Entries supplied —
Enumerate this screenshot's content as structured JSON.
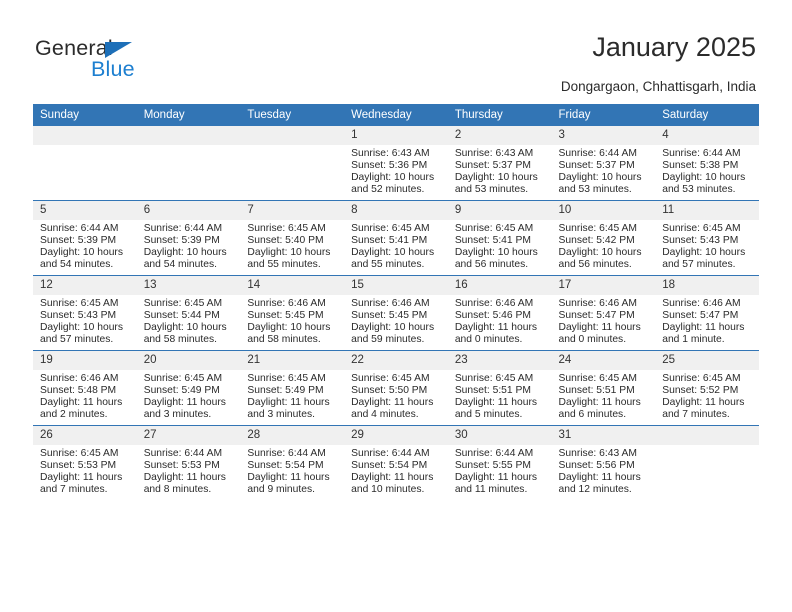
{
  "brand": {
    "name_top": "General",
    "name_bottom": "Blue",
    "accent_color": "#1d7fd0",
    "triangle_color": "#1d6fb8"
  },
  "header": {
    "title": "January 2025",
    "location": "Dongargaon, Chhattisgarh, India"
  },
  "theme": {
    "header_band": "#3275b5",
    "daynum_strip": "#f0f0f0",
    "row_divider": "#3275b5",
    "text": "#2b2b2b"
  },
  "columns": [
    "Sunday",
    "Monday",
    "Tuesday",
    "Wednesday",
    "Thursday",
    "Friday",
    "Saturday"
  ],
  "weeks": [
    [
      {
        "day": "",
        "empty": true
      },
      {
        "day": "",
        "empty": true
      },
      {
        "day": "",
        "empty": true
      },
      {
        "day": "1",
        "sunrise": "Sunrise: 6:43 AM",
        "sunset": "Sunset: 5:36 PM",
        "daylight_1": "Daylight: 10 hours",
        "daylight_2": "and 52 minutes."
      },
      {
        "day": "2",
        "sunrise": "Sunrise: 6:43 AM",
        "sunset": "Sunset: 5:37 PM",
        "daylight_1": "Daylight: 10 hours",
        "daylight_2": "and 53 minutes."
      },
      {
        "day": "3",
        "sunrise": "Sunrise: 6:44 AM",
        "sunset": "Sunset: 5:37 PM",
        "daylight_1": "Daylight: 10 hours",
        "daylight_2": "and 53 minutes."
      },
      {
        "day": "4",
        "sunrise": "Sunrise: 6:44 AM",
        "sunset": "Sunset: 5:38 PM",
        "daylight_1": "Daylight: 10 hours",
        "daylight_2": "and 53 minutes."
      }
    ],
    [
      {
        "day": "5",
        "sunrise": "Sunrise: 6:44 AM",
        "sunset": "Sunset: 5:39 PM",
        "daylight_1": "Daylight: 10 hours",
        "daylight_2": "and 54 minutes."
      },
      {
        "day": "6",
        "sunrise": "Sunrise: 6:44 AM",
        "sunset": "Sunset: 5:39 PM",
        "daylight_1": "Daylight: 10 hours",
        "daylight_2": "and 54 minutes."
      },
      {
        "day": "7",
        "sunrise": "Sunrise: 6:45 AM",
        "sunset": "Sunset: 5:40 PM",
        "daylight_1": "Daylight: 10 hours",
        "daylight_2": "and 55 minutes."
      },
      {
        "day": "8",
        "sunrise": "Sunrise: 6:45 AM",
        "sunset": "Sunset: 5:41 PM",
        "daylight_1": "Daylight: 10 hours",
        "daylight_2": "and 55 minutes."
      },
      {
        "day": "9",
        "sunrise": "Sunrise: 6:45 AM",
        "sunset": "Sunset: 5:41 PM",
        "daylight_1": "Daylight: 10 hours",
        "daylight_2": "and 56 minutes."
      },
      {
        "day": "10",
        "sunrise": "Sunrise: 6:45 AM",
        "sunset": "Sunset: 5:42 PM",
        "daylight_1": "Daylight: 10 hours",
        "daylight_2": "and 56 minutes."
      },
      {
        "day": "11",
        "sunrise": "Sunrise: 6:45 AM",
        "sunset": "Sunset: 5:43 PM",
        "daylight_1": "Daylight: 10 hours",
        "daylight_2": "and 57 minutes."
      }
    ],
    [
      {
        "day": "12",
        "sunrise": "Sunrise: 6:45 AM",
        "sunset": "Sunset: 5:43 PM",
        "daylight_1": "Daylight: 10 hours",
        "daylight_2": "and 57 minutes."
      },
      {
        "day": "13",
        "sunrise": "Sunrise: 6:45 AM",
        "sunset": "Sunset: 5:44 PM",
        "daylight_1": "Daylight: 10 hours",
        "daylight_2": "and 58 minutes."
      },
      {
        "day": "14",
        "sunrise": "Sunrise: 6:46 AM",
        "sunset": "Sunset: 5:45 PM",
        "daylight_1": "Daylight: 10 hours",
        "daylight_2": "and 58 minutes."
      },
      {
        "day": "15",
        "sunrise": "Sunrise: 6:46 AM",
        "sunset": "Sunset: 5:45 PM",
        "daylight_1": "Daylight: 10 hours",
        "daylight_2": "and 59 minutes."
      },
      {
        "day": "16",
        "sunrise": "Sunrise: 6:46 AM",
        "sunset": "Sunset: 5:46 PM",
        "daylight_1": "Daylight: 11 hours",
        "daylight_2": "and 0 minutes."
      },
      {
        "day": "17",
        "sunrise": "Sunrise: 6:46 AM",
        "sunset": "Sunset: 5:47 PM",
        "daylight_1": "Daylight: 11 hours",
        "daylight_2": "and 0 minutes."
      },
      {
        "day": "18",
        "sunrise": "Sunrise: 6:46 AM",
        "sunset": "Sunset: 5:47 PM",
        "daylight_1": "Daylight: 11 hours",
        "daylight_2": "and 1 minute."
      }
    ],
    [
      {
        "day": "19",
        "sunrise": "Sunrise: 6:46 AM",
        "sunset": "Sunset: 5:48 PM",
        "daylight_1": "Daylight: 11 hours",
        "daylight_2": "and 2 minutes."
      },
      {
        "day": "20",
        "sunrise": "Sunrise: 6:45 AM",
        "sunset": "Sunset: 5:49 PM",
        "daylight_1": "Daylight: 11 hours",
        "daylight_2": "and 3 minutes."
      },
      {
        "day": "21",
        "sunrise": "Sunrise: 6:45 AM",
        "sunset": "Sunset: 5:49 PM",
        "daylight_1": "Daylight: 11 hours",
        "daylight_2": "and 3 minutes."
      },
      {
        "day": "22",
        "sunrise": "Sunrise: 6:45 AM",
        "sunset": "Sunset: 5:50 PM",
        "daylight_1": "Daylight: 11 hours",
        "daylight_2": "and 4 minutes."
      },
      {
        "day": "23",
        "sunrise": "Sunrise: 6:45 AM",
        "sunset": "Sunset: 5:51 PM",
        "daylight_1": "Daylight: 11 hours",
        "daylight_2": "and 5 minutes."
      },
      {
        "day": "24",
        "sunrise": "Sunrise: 6:45 AM",
        "sunset": "Sunset: 5:51 PM",
        "daylight_1": "Daylight: 11 hours",
        "daylight_2": "and 6 minutes."
      },
      {
        "day": "25",
        "sunrise": "Sunrise: 6:45 AM",
        "sunset": "Sunset: 5:52 PM",
        "daylight_1": "Daylight: 11 hours",
        "daylight_2": "and 7 minutes."
      }
    ],
    [
      {
        "day": "26",
        "sunrise": "Sunrise: 6:45 AM",
        "sunset": "Sunset: 5:53 PM",
        "daylight_1": "Daylight: 11 hours",
        "daylight_2": "and 7 minutes."
      },
      {
        "day": "27",
        "sunrise": "Sunrise: 6:44 AM",
        "sunset": "Sunset: 5:53 PM",
        "daylight_1": "Daylight: 11 hours",
        "daylight_2": "and 8 minutes."
      },
      {
        "day": "28",
        "sunrise": "Sunrise: 6:44 AM",
        "sunset": "Sunset: 5:54 PM",
        "daylight_1": "Daylight: 11 hours",
        "daylight_2": "and 9 minutes."
      },
      {
        "day": "29",
        "sunrise": "Sunrise: 6:44 AM",
        "sunset": "Sunset: 5:54 PM",
        "daylight_1": "Daylight: 11 hours",
        "daylight_2": "and 10 minutes."
      },
      {
        "day": "30",
        "sunrise": "Sunrise: 6:44 AM",
        "sunset": "Sunset: 5:55 PM",
        "daylight_1": "Daylight: 11 hours",
        "daylight_2": "and 11 minutes."
      },
      {
        "day": "31",
        "sunrise": "Sunrise: 6:43 AM",
        "sunset": "Sunset: 5:56 PM",
        "daylight_1": "Daylight: 11 hours",
        "daylight_2": "and 12 minutes."
      },
      {
        "day": "",
        "empty": true
      }
    ]
  ]
}
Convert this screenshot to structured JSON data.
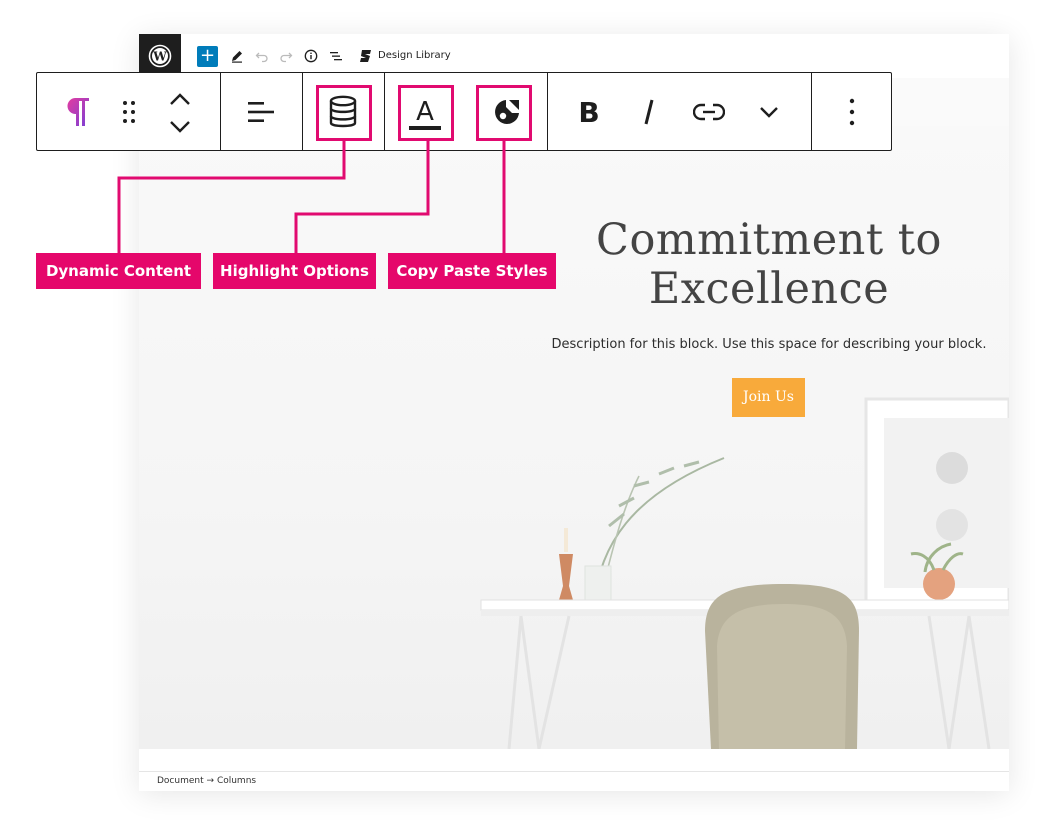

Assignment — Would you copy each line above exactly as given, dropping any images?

Task response —
Enumerate this screenshot's content as structured JSON.
{
  "brand": {
    "name_top": "General",
    "name_bottom": "Blue",
    "accent_color": "#1d7fd0",
    "triangle_color": "#1d6fb8"
  },
  "header": {
    "title": "January 2025",
    "location": "Dongargaon, Chhattisgarh, India"
  },
  "theme": {
    "header_band": "#3275b5",
    "daynum_strip": "#f0f0f0",
    "row_divider": "#3275b5",
    "text": "#2b2b2b"
  },
  "columns": [
    "Sunday",
    "Monday",
    "Tuesday",
    "Wednesday",
    "Thursday",
    "Friday",
    "Saturday"
  ],
  "weeks": [
    [
      {
        "day": "",
        "empty": true
      },
      {
        "day": "",
        "empty": true
      },
      {
        "day": "",
        "empty": true
      },
      {
        "day": "1",
        "sunrise": "Sunrise: 6:43 AM",
        "sunset": "Sunset: 5:36 PM",
        "daylight_1": "Daylight: 10 hours",
        "daylight_2": "and 52 minutes."
      },
      {
        "day": "2",
        "sunrise": "Sunrise: 6:43 AM",
        "sunset": "Sunset: 5:37 PM",
        "daylight_1": "Daylight: 10 hours",
        "daylight_2": "and 53 minutes."
      },
      {
        "day": "3",
        "sunrise": "Sunrise: 6:44 AM",
        "sunset": "Sunset: 5:37 PM",
        "daylight_1": "Daylight: 10 hours",
        "daylight_2": "and 53 minutes."
      },
      {
        "day": "4",
        "sunrise": "Sunrise: 6:44 AM",
        "sunset": "Sunset: 5:38 PM",
        "daylight_1": "Daylight: 10 hours",
        "daylight_2": "and 53 minutes."
      }
    ],
    [
      {
        "day": "5",
        "sunrise": "Sunrise: 6:44 AM",
        "sunset": "Sunset: 5:39 PM",
        "daylight_1": "Daylight: 10 hours",
        "daylight_2": "and 54 minutes."
      },
      {
        "day": "6",
        "sunrise": "Sunrise: 6:44 AM",
        "sunset": "Sunset: 5:39 PM",
        "daylight_1": "Daylight: 10 hours",
        "daylight_2": "and 54 minutes."
      },
      {
        "day": "7",
        "sunrise": "Sunrise: 6:45 AM",
        "sunset": "Sunset: 5:40 PM",
        "daylight_1": "Daylight: 10 hours",
        "daylight_2": "and 55 minutes."
      },
      {
        "day": "8",
        "sunrise": "Sunrise: 6:45 AM",
        "sunset": "Sunset: 5:41 PM",
        "daylight_1": "Daylight: 10 hours",
        "daylight_2": "and 55 minutes."
      },
      {
        "day": "9",
        "sunrise": "Sunrise: 6:45 AM",
        "sunset": "Sunset: 5:41 PM",
        "daylight_1": "Daylight: 10 hours",
        "daylight_2": "and 56 minutes."
      },
      {
        "day": "10",
        "sunrise": "Sunrise: 6:45 AM",
        "sunset": "Sunset: 5:42 PM",
        "daylight_1": "Daylight: 10 hours",
        "daylight_2": "and 56 minutes."
      },
      {
        "day": "11",
        "sunrise": "Sunrise: 6:45 AM",
        "sunset": "Sunset: 5:43 PM",
        "daylight_1": "Daylight: 10 hours",
        "daylight_2": "and 57 minutes."
      }
    ],
    [
      {
        "day": "12",
        "sunrise": "Sunrise: 6:45 AM",
        "sunset": "Sunset: 5:43 PM",
        "daylight_1": "Daylight: 10 hours",
        "daylight_2": "and 57 minutes."
      },
      {
        "day": "13",
        "sunrise": "Sunrise: 6:45 AM",
        "sunset": "Sunset: 5:44 PM",
        "daylight_1": "Daylight: 10 hours",
        "daylight_2": "and 58 minutes."
      },
      {
        "day": "14",
        "sunrise": "Sunrise: 6:46 AM",
        "sunset": "Sunset: 5:45 PM",
        "daylight_1": "Daylight: 10 hours",
        "daylight_2": "and 58 minutes."
      },
      {
        "day": "15",
        "sunrise": "Sunrise: 6:46 AM",
        "sunset": "Sunset: 5:45 PM",
        "daylight_1": "Daylight: 10 hours",
        "daylight_2": "and 59 minutes."
      },
      {
        "day": "16",
        "sunrise": "Sunrise: 6:46 AM",
        "sunset": "Sunset: 5:46 PM",
        "daylight_1": "Daylight: 11 hours",
        "daylight_2": "and 0 minutes."
      },
      {
        "day": "17",
        "sunrise": "Sunrise: 6:46 AM",
        "sunset": "Sunset: 5:47 PM",
        "daylight_1": "Daylight: 11 hours",
        "daylight_2": "and 0 minutes."
      },
      {
        "day": "18",
        "sunrise": "Sunrise: 6:46 AM",
        "sunset": "Sunset: 5:47 PM",
        "daylight_1": "Daylight: 11 hours",
        "daylight_2": "and 1 minute."
      }
    ],
    [
      {
        "day": "19",
        "sunrise": "Sunrise: 6:46 AM",
        "sunset": "Sunset: 5:48 PM",
        "daylight_1": "Daylight: 11 hours",
        "daylight_2": "and 2 minutes."
      },
      {
        "day": "20",
        "sunrise": "Sunrise: 6:45 AM",
        "sunset": "Sunset: 5:49 PM",
        "daylight_1": "Daylight: 11 hours",
        "daylight_2": "and 3 minutes."
      },
      {
        "day": "21",
        "sunrise": "Sunrise: 6:45 AM",
        "sunset": "Sunset: 5:49 PM",
        "daylight_1": "Daylight: 11 hours",
        "daylight_2": "and 3 minutes."
      },
      {
        "day": "22",
        "sunrise": "Sunrise: 6:45 AM",
        "sunset": "Sunset: 5:50 PM",
        "daylight_1": "Daylight: 11 hours",
        "daylight_2": "and 4 minutes."
      },
      {
        "day": "23",
        "sunrise": "Sunrise: 6:45 AM",
        "sunset": "Sunset: 5:51 PM",
        "daylight_1": "Daylight: 11 hours",
        "daylight_2": "and 5 minutes."
      },
      {
        "day": "24",
        "sunrise": "Sunrise: 6:45 AM",
        "sunset": "Sunset: 5:51 PM",
        "daylight_1": "Daylight: 11 hours",
        "daylight_2": "and 6 minutes."
      },
      {
        "day": "25",
        "sunrise": "Sunrise: 6:45 AM",
        "sunset": "Sunset: 5:52 PM",
        "daylight_1": "Daylight: 11 hours",
        "daylight_2": "and 7 minutes."
      }
    ],
    [
      {
        "day": "26",
        "sunrise": "Sunrise: 6:45 AM",
        "sunset": "Sunset: 5:53 PM",
        "daylight_1": "Daylight: 11 hours",
        "daylight_2": "and 7 minutes."
      },
      {
        "day": "27",
        "sunrise": "Sunrise: 6:44 AM",
        "sunset": "Sunset: 5:53 PM",
        "daylight_1": "Daylight: 11 hours",
        "daylight_2": "and 8 minutes."
      },
      {
        "day": "28",
        "sunrise": "Sunrise: 6:44 AM",
        "sunset": "Sunset: 5:54 PM",
        "daylight_1": "Daylight: 11 hours",
        "daylight_2": "and 9 minutes."
      },
      {
        "day": "29",
        "sunrise": "Sunrise: 6:44 AM",
        "sunset": "Sunset: 5:54 PM",
        "daylight_1": "Daylight: 11 hours",
        "daylight_2": "and 10 minutes."
      },
      {
        "day": "30",
        "sunrise": "Sunrise: 6:44 AM",
        "sunset": "Sunset: 5:55 PM",
        "daylight_1": "Daylight: 11 hours",
        "daylight_2": "and 11 minutes."
      },
      {
        "day": "31",
        "sunrise": "Sunrise: 6:43 AM",
        "sunset": "Sunset: 5:56 PM",
        "daylight_1": "Daylight: 11 hours",
        "daylight_2": "and 12 minutes."
      },
      {
        "day": "",
        "empty": true
      }
    ]
  ]
}
Convert this screenshot to structured JSON data.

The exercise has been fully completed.